MIT model explains how the brain can learn novel tasks while still remembering what it has already learned.
The Emile Bustani Middle East Seminar at MIT will celebrate its 14th anniversary this fall with two lectures on contemporary Middle Eastern affairs. On Tuesday, Oct. 20, Professor Bassam Tibi of the University of Gï¿½ï¿½ï¿½ï¿½ï¿½ï¿½ttingen in Germany and visiting scholar at Harvard's Weatherhead Center for International Affairs will lecture on "Contemporary Islamic Movements: What Future?" On November 17, Professor Ali Banuazizi of the Department of Psychology at Boston College will deliver a lecture entitled "Iran: Toward A Post-Islamic Order."
The seminar is funded by the Bustani family of Beirut, Lebanon in memory of the late Emile M. Bustani, who received the SB in civil engineering in 1933. "Mr. Bustani was one of the Middle East's most prominent businessmen and philanthropists until his premature death in 1963. He was the founder and chairman of the Contracting and Trading Co., a leading construction and engineering firm with projects in the Middle East, Africa and the Far East," said Philip S. Khoury, dean of the School of Humanities and Social Science (SHSS) and chairman of the Bustani Seminar, which is sponsored by the Center for International Studies.

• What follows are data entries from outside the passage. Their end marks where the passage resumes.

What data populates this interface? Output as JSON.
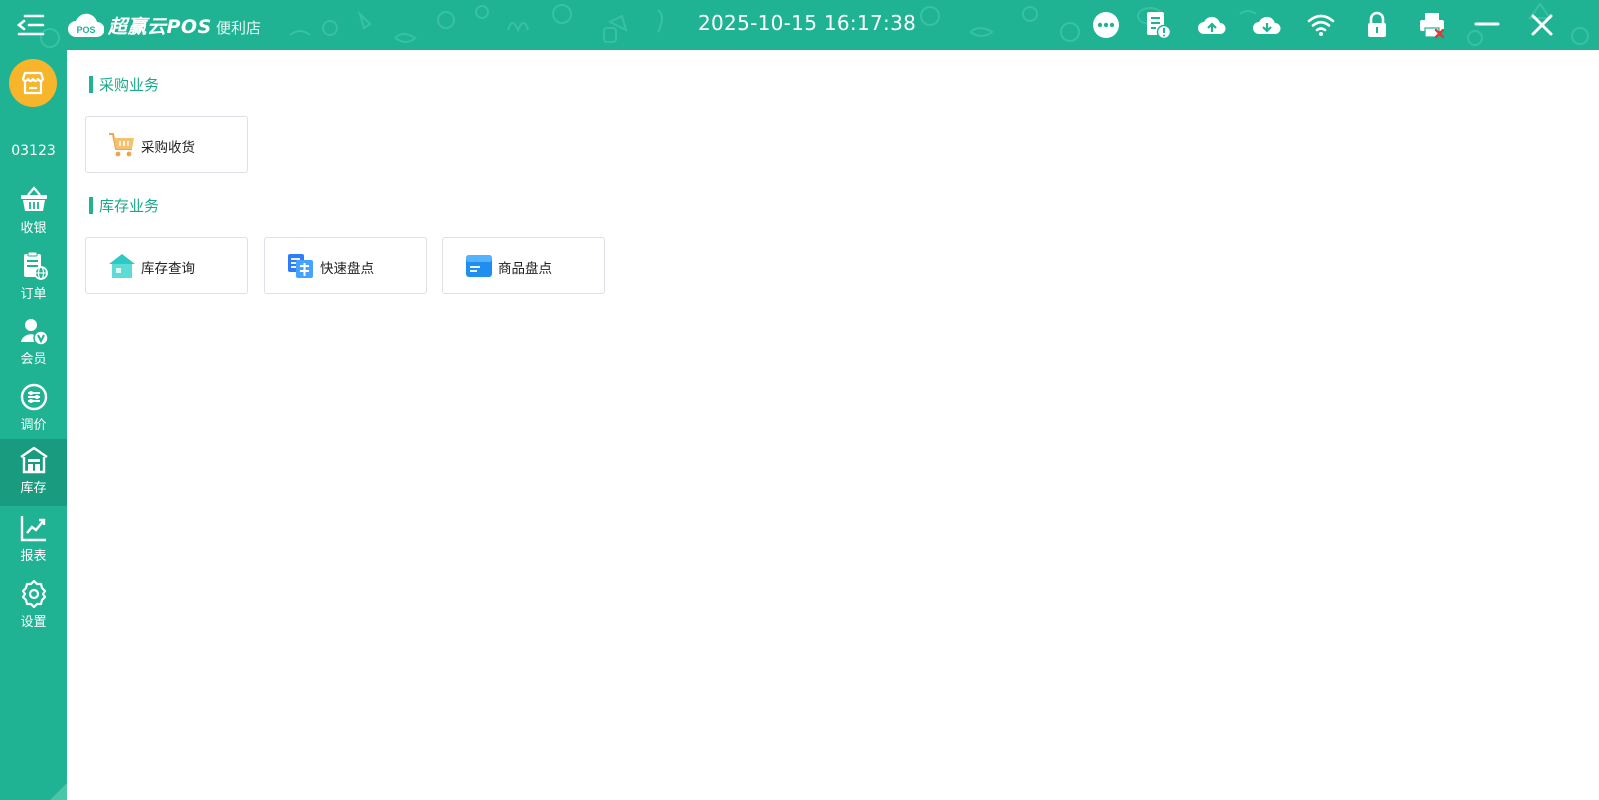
{
  "app": {
    "logo_badge": "POS",
    "name": "超赢云POS",
    "store_type": "便利店",
    "clock": "2025-10-15 16:17:38"
  },
  "header_icons": [
    "menu-icon",
    "more-icon",
    "notice-icon",
    "upload-icon",
    "download-icon",
    "wifi-icon",
    "lock-icon",
    "printer-icon",
    "minimize-icon",
    "close-icon"
  ],
  "colors": {
    "brand": "#1fb394",
    "brand_dark": "#199b80",
    "accent": "#f7b52b",
    "title": "#1aa98b"
  },
  "sidebar": {
    "cashier_id": "03123",
    "items": [
      {
        "label": "收银",
        "icon": "basket-icon"
      },
      {
        "label": "订单",
        "icon": "order-icon"
      },
      {
        "label": "会员",
        "icon": "member-icon"
      },
      {
        "label": "调价",
        "icon": "price-adjust-icon"
      },
      {
        "label": "库存",
        "icon": "warehouse-icon",
        "active": true
      },
      {
        "label": "报表",
        "icon": "chart-icon"
      },
      {
        "label": "设置",
        "icon": "settings-icon"
      }
    ]
  },
  "sections": [
    {
      "title": "采购业务",
      "cards": [
        {
          "label": "采购收货",
          "icon": "shopping-cart-icon"
        }
      ]
    },
    {
      "title": "库存业务",
      "cards": [
        {
          "label": "库存查询",
          "icon": "house-icon"
        },
        {
          "label": "快速盘点",
          "icon": "quick-count-icon"
        },
        {
          "label": "商品盘点",
          "icon": "product-count-icon"
        }
      ]
    }
  ]
}
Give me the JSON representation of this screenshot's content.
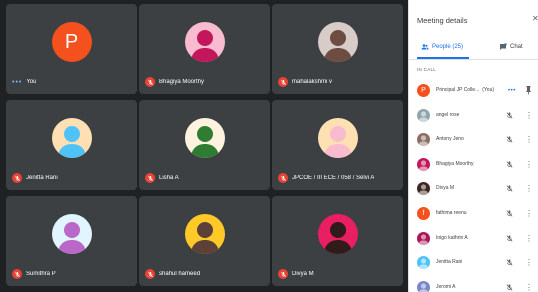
{
  "grid": {
    "tiles": [
      {
        "name": "You",
        "status": "speaking-dots",
        "avatar": {
          "type": "letter",
          "letter": "P",
          "color": "#f4511e"
        }
      },
      {
        "name": "Bhagiya Moorthy",
        "status": "muted",
        "avatar": {
          "type": "image",
          "icon": "teddy-bears-photo",
          "colors": [
            "#c2185b",
            "#f8bbd0"
          ]
        }
      },
      {
        "name": "mahalakshmi v",
        "status": "muted",
        "avatar": {
          "type": "image",
          "icon": "chess-pieces-photo",
          "colors": [
            "#6d4c41",
            "#d7ccc8"
          ]
        }
      },
      {
        "name": "Jenitta Rani",
        "status": "muted",
        "avatar": {
          "type": "image",
          "icon": "girl-beach-photo",
          "colors": [
            "#4fc3f7",
            "#ffe0b2"
          ]
        }
      },
      {
        "name": "Lisha A",
        "status": "muted",
        "avatar": {
          "type": "image",
          "icon": "boy-plants-photo",
          "colors": [
            "#2e7d32",
            "#fff3e0"
          ]
        }
      },
      {
        "name": "JPCOE / III ECE / 058 / Selvi A",
        "status": "muted",
        "avatar": {
          "type": "image",
          "icon": "baby-photo",
          "colors": [
            "#f8bbd0",
            "#ffe0b2"
          ]
        }
      },
      {
        "name": "Sumithra P",
        "status": "muted",
        "avatar": {
          "type": "image",
          "icon": "flowers-photo",
          "colors": [
            "#ba68c8",
            "#e1f5fe"
          ]
        }
      },
      {
        "name": "shahul hameed",
        "status": "muted",
        "avatar": {
          "type": "image",
          "icon": "man-outdoor-photo",
          "colors": [
            "#5d4037",
            "#ffca28"
          ]
        }
      },
      {
        "name": "Divya M",
        "status": "muted",
        "avatar": {
          "type": "image",
          "icon": "divya-text-logo",
          "colors": [
            "#311b1b",
            "#e91e63"
          ]
        }
      }
    ]
  },
  "panel": {
    "title": "Meeting details",
    "close_icon": "close-icon",
    "tabs": [
      {
        "label": "People (25)",
        "icon": "people-icon",
        "selected": true
      },
      {
        "label": "Chat",
        "icon": "chat-icon",
        "selected": false
      }
    ],
    "section_label": "IN CALL",
    "participants": [
      {
        "name": "Principal JP Colle...",
        "suffix": "(You)",
        "avatar_letter": "P",
        "avatar_color": "#f4511e",
        "state": "speaking-dots"
      },
      {
        "name": "angel rose",
        "avatar_color": "#90a4ae",
        "state": "muted"
      },
      {
        "name": "Antony Jeno",
        "avatar_color": "#8d6e63",
        "state": "muted"
      },
      {
        "name": "Bhagiya Moorthy",
        "avatar_color": "#c2185b",
        "state": "muted"
      },
      {
        "name": "Divya M",
        "avatar_color": "#3e2723",
        "state": "muted"
      },
      {
        "name": "fathima reenu",
        "avatar_letter": "f",
        "avatar_color": "#f4511e",
        "state": "muted"
      },
      {
        "name": "Inigo kathrin A",
        "avatar_color": "#ad1457",
        "state": "muted"
      },
      {
        "name": "Jenitta Rani",
        "avatar_color": "#4fc3f7",
        "state": "muted"
      },
      {
        "name": "Jeromi A",
        "avatar_color": "#7986cb",
        "state": "muted"
      }
    ]
  }
}
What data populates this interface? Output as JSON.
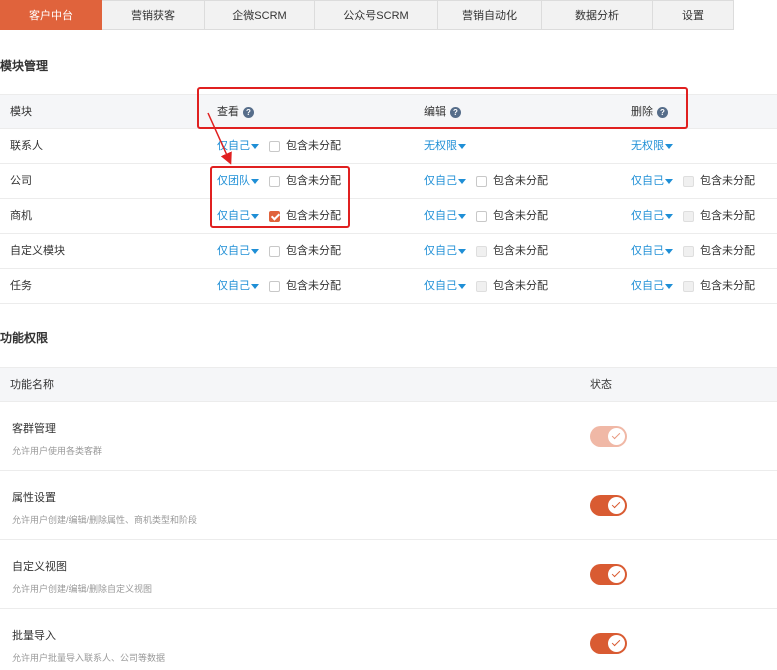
{
  "tabs": [
    "客户中台",
    "营销获客",
    "企微SCRM",
    "公众号SCRM",
    "营销自动化",
    "数据分析",
    "设置"
  ],
  "module_section_title": "模块管理",
  "module_table": {
    "headers": {
      "module": "模块",
      "view": "查看",
      "edit": "编辑",
      "delete": "删除"
    },
    "help_glyph": "?",
    "include_unassigned": "包含未分配",
    "rows": [
      {
        "name": "联系人",
        "view": {
          "value": "仅自己",
          "checkbox": "unchecked"
        },
        "edit": {
          "value": "无权限"
        },
        "delete": {
          "value": "无权限"
        }
      },
      {
        "name": "公司",
        "view": {
          "value": "仅团队",
          "checkbox": "unchecked"
        },
        "edit": {
          "value": "仅自己",
          "checkbox": "unchecked"
        },
        "delete": {
          "value": "仅自己",
          "checkbox": "disabled"
        }
      },
      {
        "name": "商机",
        "view": {
          "value": "仅自己",
          "checkbox": "checked"
        },
        "edit": {
          "value": "仅自己",
          "checkbox": "unchecked"
        },
        "delete": {
          "value": "仅自己",
          "checkbox": "disabled"
        }
      },
      {
        "name": "自定义模块",
        "view": {
          "value": "仅自己",
          "checkbox": "unchecked"
        },
        "edit": {
          "value": "仅自己",
          "checkbox": "disabled"
        },
        "delete": {
          "value": "仅自己",
          "checkbox": "disabled"
        }
      },
      {
        "name": "任务",
        "view": {
          "value": "仅自己",
          "checkbox": "unchecked"
        },
        "edit": {
          "value": "仅自己",
          "checkbox": "disabled"
        },
        "delete": {
          "value": "仅自己",
          "checkbox": "disabled"
        }
      }
    ]
  },
  "function_section_title": "功能权限",
  "function_table": {
    "headers": {
      "name": "功能名称",
      "status": "状态"
    },
    "rows": [
      {
        "title": "客群管理",
        "desc": "允许用户使用各类客群",
        "enabled": true,
        "style": "light"
      },
      {
        "title": "属性设置",
        "desc": "允许用户创建/编辑/删除属性、商机类型和阶段",
        "enabled": true,
        "style": "normal"
      },
      {
        "title": "自定义视图",
        "desc": "允许用户创建/编辑/删除自定义视图",
        "enabled": true,
        "style": "normal"
      },
      {
        "title": "批量导入",
        "desc": "允许用户批量导入联系人、公司等数据",
        "enabled": true,
        "style": "normal"
      }
    ]
  },
  "colors": {
    "accent": "#e0633c",
    "link": "#1f8fd6",
    "annotation": "#e02020"
  }
}
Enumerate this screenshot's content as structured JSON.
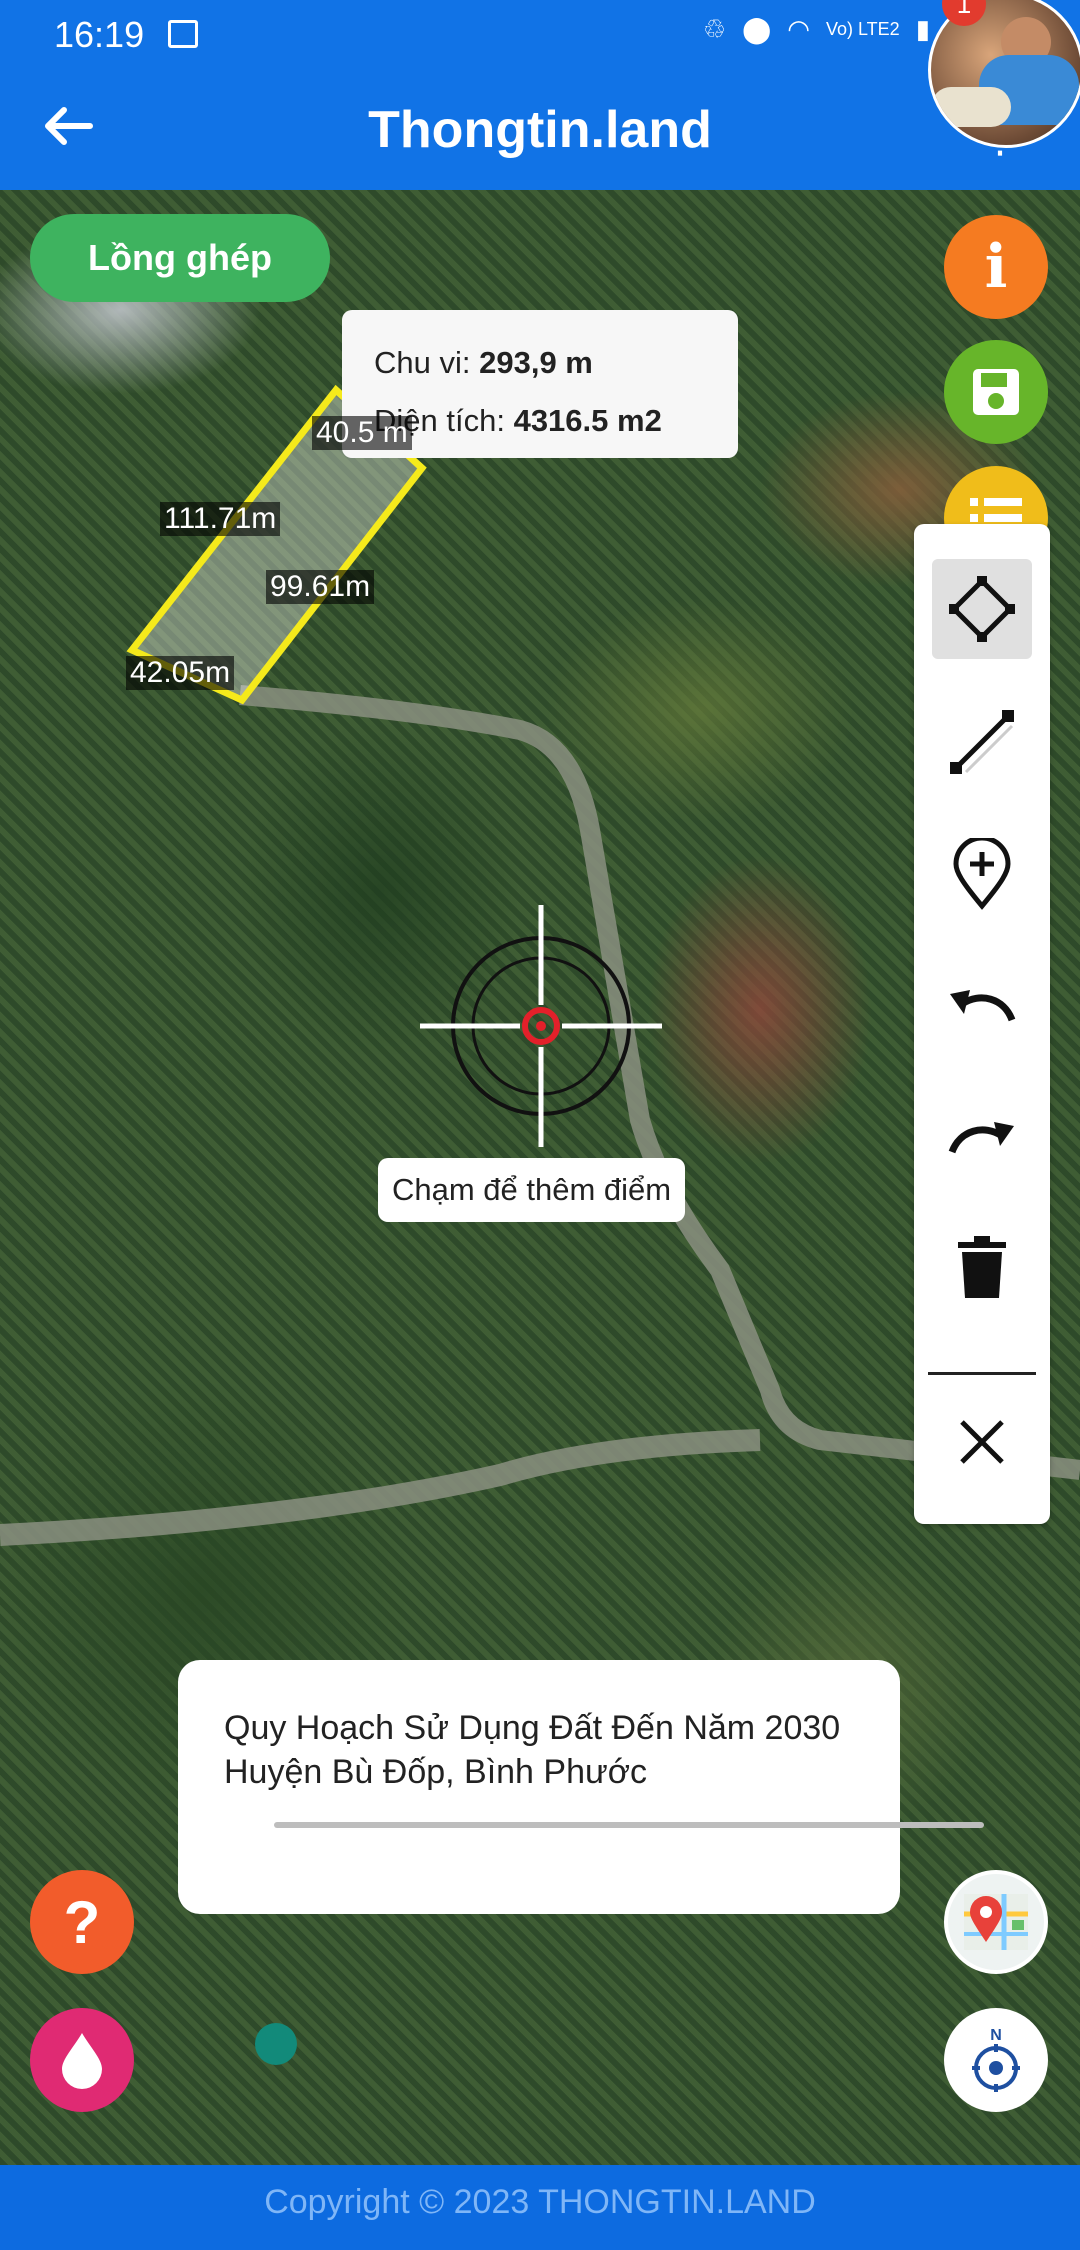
{
  "status_bar": {
    "time": "16:19",
    "network": "Vo) LTE2",
    "notification_count": "1"
  },
  "header": {
    "title": "Thongtin.land"
  },
  "map": {
    "overlay_toggle_label": "Lồng ghép",
    "measurement": {
      "perimeter_label": "Chu vi:",
      "perimeter_value": "293,9 m",
      "area_label": "Diện tích:",
      "area_value": "4316.5 m2"
    },
    "edge_labels": [
      "40.5 m",
      "111.71m",
      "99.61m",
      "42.05m"
    ],
    "tap_hint": "Chạm để thêm điểm",
    "plot_outline_color": "#f5ea1b",
    "crosshair_center_color": "#e3202a"
  },
  "side_buttons": {
    "info_icon": "info-icon",
    "save_icon": "floppy-disk-icon",
    "list_icon": "list-icon",
    "colors": {
      "info": "#f57b21",
      "save": "#67b52a",
      "list": "#f0bd1a"
    }
  },
  "drawing_tools": [
    {
      "name": "polygon-tool",
      "icon": "polygon-draw-icon",
      "active": true
    },
    {
      "name": "line-tool",
      "icon": "line-draw-icon",
      "active": false
    },
    {
      "name": "add-point-tool",
      "icon": "add-location-icon",
      "active": false
    },
    {
      "name": "undo-tool",
      "icon": "undo-icon",
      "active": false
    },
    {
      "name": "redo-tool",
      "icon": "redo-icon",
      "active": false
    },
    {
      "name": "delete-tool",
      "icon": "trash-icon",
      "active": false
    },
    {
      "name": "close-tool",
      "icon": "close-icon",
      "active": false
    }
  ],
  "layer_panel": {
    "title": "Quy Hoạch Sử Dụng Đất Đến Năm 2030 Huyện Bù Đốp, Bình Phước",
    "opacity": 0.0,
    "accent_color": "#128a7a"
  },
  "bottom_buttons": {
    "help_icon": "help-icon",
    "drop_icon": "water-drop-icon",
    "map_layer_icon": "map-layers-icon",
    "compass_icon": "compass-icon",
    "compass_label": "N"
  },
  "footer": {
    "copyright": "Copyright © 2023 THONGTIN.LAND"
  }
}
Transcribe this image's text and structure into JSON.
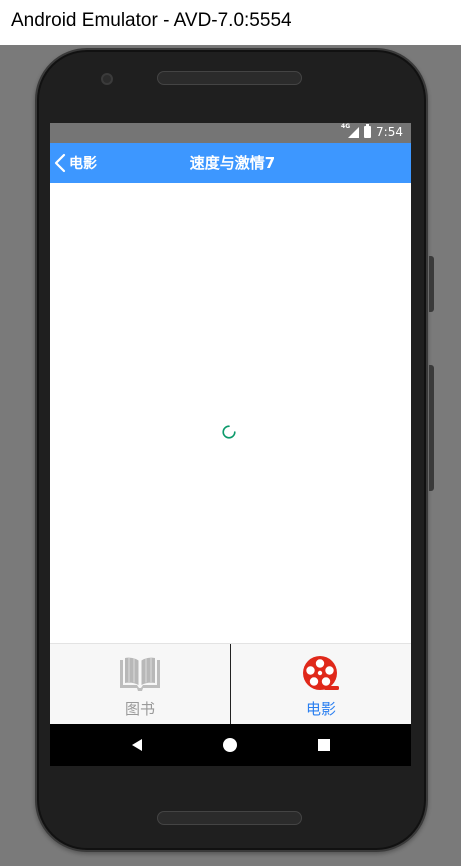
{
  "window": {
    "title": "Android Emulator - AVD-7.0:5554"
  },
  "status_bar": {
    "network": "4G",
    "time": "7:54"
  },
  "app_bar": {
    "back_label": "电影",
    "title": "速度与激情7"
  },
  "bottom_nav": {
    "items": [
      {
        "label": "图书",
        "icon": "book-icon",
        "active": false
      },
      {
        "label": "电影",
        "icon": "film-reel-icon",
        "active": true
      }
    ]
  },
  "colors": {
    "app_bar": "#3d97ff",
    "active_tab": "#2a7ff0",
    "film_icon": "#e0281a",
    "inactive_tab": "#9a9a9a",
    "spinner": "#0c9a6b"
  }
}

Sessions take place at 4:30pm in Rm E51-095 (dining room) and are open to the public. For further information on the Bustani Middle East Seminar, contact Laurie Scheffler at x3-3121 or the SHSS dean's office at x3-3450.
A version of this article appeared in MIT Tech Talk on October 7, 1998.